It is difficult to find any real shred of hope or optimism in the world at its current state, as I have tried to every morning since mid-March, but one bright side of the way we live now is this: There’s a pandemic in the air, baby, and that means you should only spend time with the people you love and care about enough to risk it!
As the Spring unfolded and everyone stayed largely inside their homes, other sorts of jiggly obligations piled up in a way that was at first, sort of fun, but quickly grew old. Weekly Zoom calls with people you see maybe twice a year were enjoyable at the outset because of the novelty—the “ha ha, can you believe this shit, man” attitudes as everyone poured themselves another big wine and tried to pretend that all of this was normal. Warm weather and the ability to hang out outside has turned us all into armchair epidemiologists, carefully weighing the risks of sitting in the park near our friends wearing a mask. Everyone’s comfort levels for risk are different, but there’s something nice about knowing that the people you now choose to see are the people you actually want to see—and ideally, they know this, too.

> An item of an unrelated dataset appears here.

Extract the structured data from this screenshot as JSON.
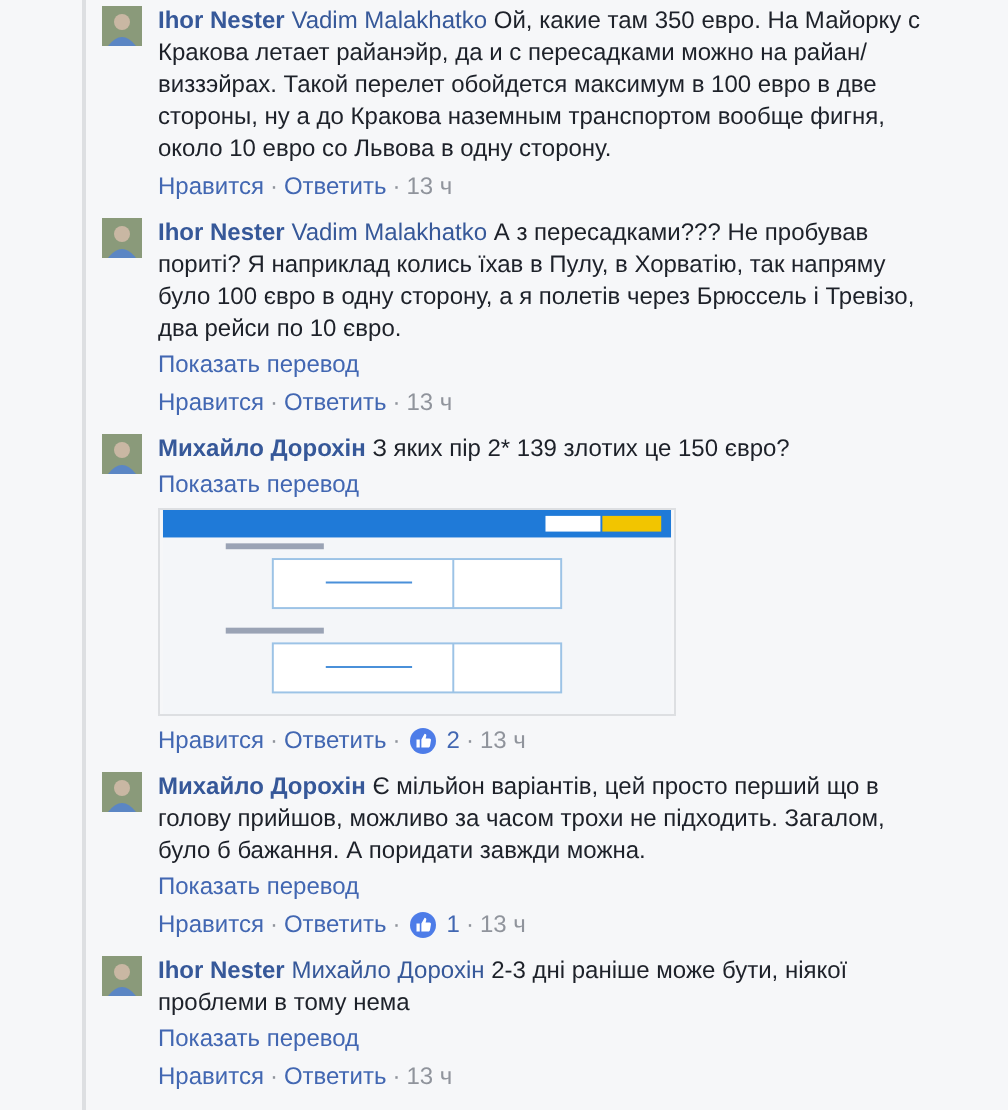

Prior to the pandemic, life was littered with social events that I generally didn’t really want to attend, but knew that I should, populated with people that I liked enough. Appearing at these happy hours or friend-of-a-friend’s birthday parties for one hour, drinking one beverage, and leaving, was an easy way to fulfill the social contract that I’ve created for myself, which states that I am not quite a misanthrope, but am getting closer and closer every day. These obligations are now dead: seeing other people is a health risk. And so, the freedom that comes from simply saying no to things you no longer wish to do is yours.
Obviously, no one really needed this permission in the first place. But a large part of being an adult is doing a lot of shit that you don’t particularly want to because it is the “right” thing to do. Attending your cousin’s baby shower for an hour and a half or swinging by your friend’s casual nemesis’s birthday event for both support and pettiness are two great examples: Things you’d rather not be doing but will because someone you care about has asked you to do so. Now, the key difference is that the events you choose to attend are not in service to an outdated social contract, but to the people in your life who matter.